By this event Romulus was left the sole sovereign of the city; yet he felt deep remorse at his brother’s fate, buried him honourably, and, when he sat to administer justice, placed an empty seat by his side, with a sceptre and crown, as if acknowledging the right of his brother to the possession of equal power. To augment as speedily as possible the number of his subjects, Romulus set apart, in his new city, a place of refuge, to which any man might flee, and be there protected from his pursuers. By this device the population increased rapidly in males, but there was a great deficiency in women; for the adjoining States, regarding the followers of Romulus as little better than a horde of brigands refused to sanction intermarriages. But the schemes of Romulus were not to be so frustrated. In honour of the god Consus, he proclaimed games, to which he invited the neighbouring States. Great numbers came, accompanied by their families, and, at an appointed signal, the Roman youth, rushing suddenly into the midst of the spectators, snatched up the unmarried women in their arms, and carried them off by force. the outrage was immediately resented, and Romulus found himself involved in a war with all the neighbouring States. Fortunately for Rome, though those States had sustained a common injury, they did not unite their forces in the common cause. They fought singly, and were each in turn defeated; Caenina, Crustumerium, and Antennæ fell successively before the Roman arms. Romulus slew with his own hands Acron, king of Caenina, and bore off his spoils, dedicating them, as spolia opima, to Iupiter Feretrius. The third part of the lands of the conquered towns was seized by the victors, and such of the people of these towns as were willing to remove to Rome were received as free citizens. In the meantime, the Sabines, to avenge the insult which they had sustained, had collected together forces under Titus Tatius, king of the Quirites. The Romans were unable to meet so strong an army in the field, and withdrew within their walls. They had previously placed their flocks in what they thought a place of safety, on the Capitoline Hill, which, strong as it was by nature, they had still further secured by additional fortifications. Tarpeia, the daughter of the commander of that fortress, having fallen into the hands of the Sabines, agreed to betray the access to the hill for the ornaments they wore upon their arms. At their approach she opened the gate, and, as they entered, they crushed her to death beneath their shield. From her the cliff of the Capitoline Hill was called the Tarpeian Rock. The attempt of the Romans to regain this place of strength brought on a general engagement. The combat was long and doubtful. At one time the Romans were almost driven into the city, which the Sabines were on the point of entering along with them, when fresh courage was infused into the fugitives in consequence of Romulus vowing a temple to Iupiter Stator, and by a stream of water which rushed out of the Temple of Ianus and swept away the Sabines from the gate. The struggle was renewed during several successive days with various fortune and great mutual slaughter. At length the Sabine women who had been carried away and who were now reconciled to their fate, rushed with loud outcries between the combatants, imploring their husbands and their fathers to spare on each side those who were now equally dear. Both parties paused; a conference began, a peace was concluded, and a treaty framed, by which the two nations were united into one, and Romulus and Tatius became the joint sovereigns of the united people. But, though united, each nation continued to be governed by its own king and Senate. During the double rule of Romulus and Tatius a war was undertaken against the Latin town of Cameria, which was reduced and made a Roman colony, and its people were admitted into the Roman State, as had been done with those whom Romulus previously subdued. Tatius was soon afterwards slain by the people of Laurentum, because he had refused to do them justice against his kinsmen, who had violated the laws of nations by insulting their ambassadors.

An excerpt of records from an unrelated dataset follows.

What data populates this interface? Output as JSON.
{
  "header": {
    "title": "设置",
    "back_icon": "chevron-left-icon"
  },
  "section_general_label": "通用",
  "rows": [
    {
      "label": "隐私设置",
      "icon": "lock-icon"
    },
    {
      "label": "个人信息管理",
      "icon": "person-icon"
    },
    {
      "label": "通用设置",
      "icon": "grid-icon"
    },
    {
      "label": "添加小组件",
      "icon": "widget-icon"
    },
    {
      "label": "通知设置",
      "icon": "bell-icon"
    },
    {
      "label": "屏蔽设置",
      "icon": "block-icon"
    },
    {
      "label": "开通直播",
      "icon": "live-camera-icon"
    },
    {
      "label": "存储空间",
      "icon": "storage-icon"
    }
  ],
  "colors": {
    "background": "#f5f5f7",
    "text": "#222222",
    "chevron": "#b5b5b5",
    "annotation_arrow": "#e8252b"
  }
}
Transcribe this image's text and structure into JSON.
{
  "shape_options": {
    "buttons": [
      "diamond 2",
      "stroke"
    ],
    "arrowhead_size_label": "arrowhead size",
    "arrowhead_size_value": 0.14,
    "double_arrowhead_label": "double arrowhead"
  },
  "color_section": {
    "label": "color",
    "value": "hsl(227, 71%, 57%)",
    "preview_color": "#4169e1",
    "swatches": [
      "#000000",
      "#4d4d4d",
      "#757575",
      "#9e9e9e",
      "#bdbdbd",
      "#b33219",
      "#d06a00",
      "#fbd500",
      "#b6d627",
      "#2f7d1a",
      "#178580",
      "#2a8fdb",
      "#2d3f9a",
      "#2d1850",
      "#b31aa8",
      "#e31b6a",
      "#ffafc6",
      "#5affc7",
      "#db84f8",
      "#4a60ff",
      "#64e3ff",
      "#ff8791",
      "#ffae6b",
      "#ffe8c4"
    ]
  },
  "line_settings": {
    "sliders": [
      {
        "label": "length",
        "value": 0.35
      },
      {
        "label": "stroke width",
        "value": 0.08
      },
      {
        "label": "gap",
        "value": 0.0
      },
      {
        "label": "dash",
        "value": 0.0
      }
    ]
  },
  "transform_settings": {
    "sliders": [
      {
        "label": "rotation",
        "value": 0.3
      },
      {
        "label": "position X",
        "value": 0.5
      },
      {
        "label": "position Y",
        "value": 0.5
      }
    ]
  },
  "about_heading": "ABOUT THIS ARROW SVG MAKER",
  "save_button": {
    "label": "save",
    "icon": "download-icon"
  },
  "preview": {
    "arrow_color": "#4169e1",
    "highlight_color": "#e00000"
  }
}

The death of Tatius left Romulus sole monarch of Rome. He was soon engaged in a war with Fidenae, a Tuscan settlement on the banks of the Tiber. This people he likewise overcame, and placed in the city a Roman colony. This war, extending the Roman frontier, led to a hostile collision with Veii, in which he was also successful, and deprived Veii, at that time one of the most powerful cities of Etruria, of a large portion of its territories, though he found that the city itself was too strong to be taken. The reign of Romulus now drew near its close. One day, while holding a review of his army, on a plain near Lake Capra, the sky was suddenly overcast with gloom and a tempest of thunder and lightning arose. The people fled in dismay; and when the storm abated, Romulus, over whose head it had raged most fiercely, was nowhere to be seen. A rumour was circulated that during the tempest he had been carried to heaven by his father, the god Mars [Ares]. This opinion was speedily confirmed by the report of Iulius Proculus, who declared that, as he was 1389 returning by night from Alba to Rome, Romulus appeared before him in a form of more than mortal majesty, and bade him go and tell the Romans that Rome was destined by the gods to be the chief city of the earth; that human power should never be able to withstand her people; and that he himself would be their guardian god Quirinus (Plut. Romulus; Livy, i. 4). the traditional date of the translation of Romulus to heaven is B.C. 716. For a criticism of the legend and its relation to Roman history, see Lewis, An Inquiry into the Credibility of Ancient Roman History (1855); Ihne, Early Rome, Engl. trans. (N. Y. 1878); and Niebuhr’s History of Rome, vol. i. Engl. edition (1859). In defence of the historical value of the legend, see Ampère, Histoire Romaine à Rome (Paris, 1871).
Rubico and Rubicon. A small river in Italy, falling into the Adriatic a little north of Ariminum, forming the boundary in the republican period between the province of Gallia Cisalpina and Italia proper. It is celebrated in history on account of Caesar’s passage across it at the head of his army, by which act he declared war against the senate. See Suet. Iul. 31; and the article CAESAR.